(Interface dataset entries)

--- START ---

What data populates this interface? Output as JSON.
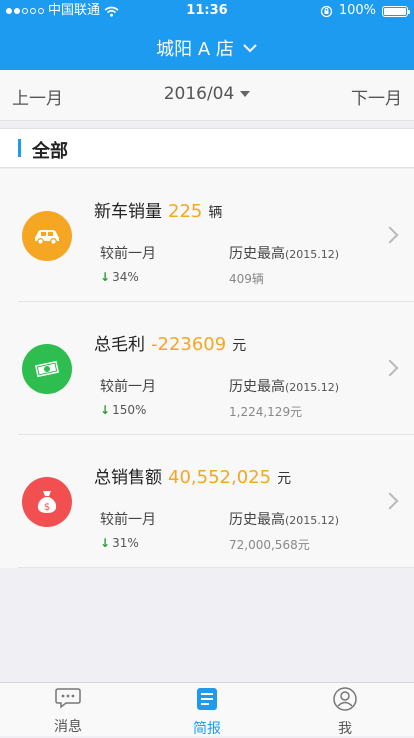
{
  "status": {
    "carrier": "中国联通",
    "time": "11:36",
    "battery": "100%"
  },
  "header": {
    "title": "城阳 A 店"
  },
  "month_nav": {
    "prev": "上一月",
    "current": "2016/04",
    "next": "下一月"
  },
  "section": {
    "title": "全部"
  },
  "cards": [
    {
      "name": "新车销量",
      "value": "225",
      "unit": "辆",
      "compare_label": "较前一月",
      "compare_value": "34%",
      "high_label": "历史最高",
      "high_period": "(2015.12)",
      "high_value": "409辆",
      "icon": "car-icon",
      "color": "#f5a623"
    },
    {
      "name": "总毛利",
      "value": "-223609",
      "unit": "元",
      "compare_label": "较前一月",
      "compare_value": "150%",
      "high_label": "历史最高",
      "high_period": "(2015.12)",
      "high_value": "1,224,129元",
      "icon": "money-icon",
      "color": "#2ebd4f"
    },
    {
      "name": "总销售额",
      "value": "40,552,025",
      "unit": "元",
      "compare_label": "较前一月",
      "compare_value": "31%",
      "high_label": "历史最高",
      "high_period": "(2015.12)",
      "high_value": "72,000,568元",
      "icon": "money-bag-icon",
      "color": "#f25050"
    }
  ],
  "tabs": [
    {
      "label": "消息",
      "icon": "message-icon"
    },
    {
      "label": "简报",
      "icon": "report-icon",
      "active": true
    },
    {
      "label": "我",
      "icon": "profile-icon"
    }
  ],
  "colors": {
    "primary": "#1c9bf0",
    "accent": "#f5a623",
    "down": "#2e9b38"
  }
}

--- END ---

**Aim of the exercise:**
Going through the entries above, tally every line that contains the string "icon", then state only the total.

**Completed task:**
6